Psychological Science, Department of
SURS Faculty Advisor
Dr. Adam Smiley
Looking at familial relationships, specifically between sibling dynamics, has been focused on in many different angles in the field of psychology. Psychologists seek to understand the relationships between siblings, and how the relationships affect their bond, personality, and social life. Past studies have shown that siblings do tend to bounce off of each other, such as older sibling control having more of an effect in conflicts rather than in intimacy (Tucker & Updegraff). We hypothesized that the oldest siblings would clean up after themselves or not make a mess, middle children would clean up after themselves, the youngest would make a mess and leave, and only children would clean up after themselves. The participant sample is 60 introductory to psychology students who participated in this study to receive credit in their courses. The study should only take thirty minutes. They will first be brought into a room and be asked to watch a fifteen minute episode of Spongebob while eating a nature valley granola bar. We are measuring the amount of crumbs left behind by each individual and which sibling they are. Afterward, they will be given a short demographics survey and a questionnaire containing the BFI items, Responsibility Manifesto items, Self-Responsibility scale, and Social Responsibility Scale. Afterwards we will debrief them on the true nature of our study.

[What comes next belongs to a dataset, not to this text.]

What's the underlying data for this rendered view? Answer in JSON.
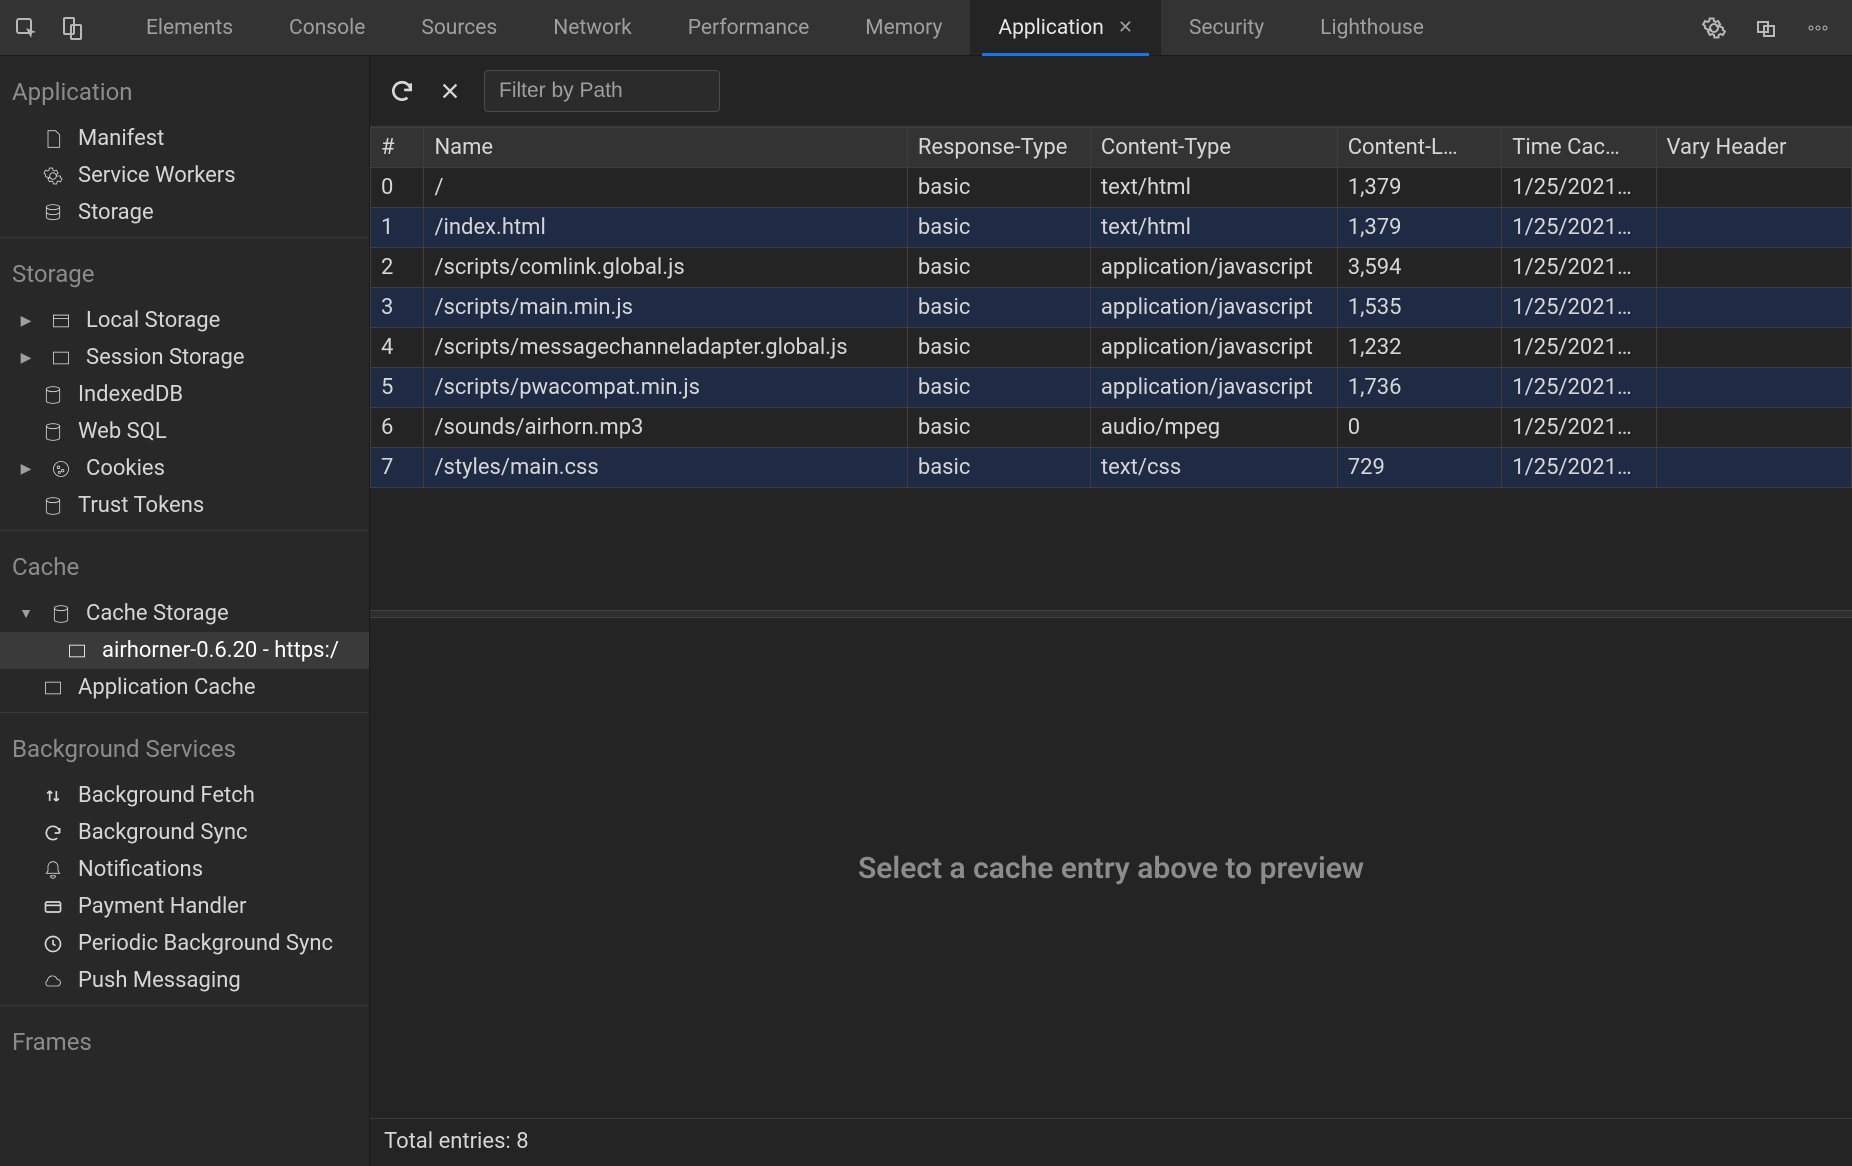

Results will be presented at SURS.
Wilson, Micah D.; Richmond, Ashely; Sells, Emma; Major, Scovs; and Collins, Waldron, "Does Birth Order Have an Effect on an Individual’s Conscientiousness?" (2023). Science University Research Symposium (SURS). 140.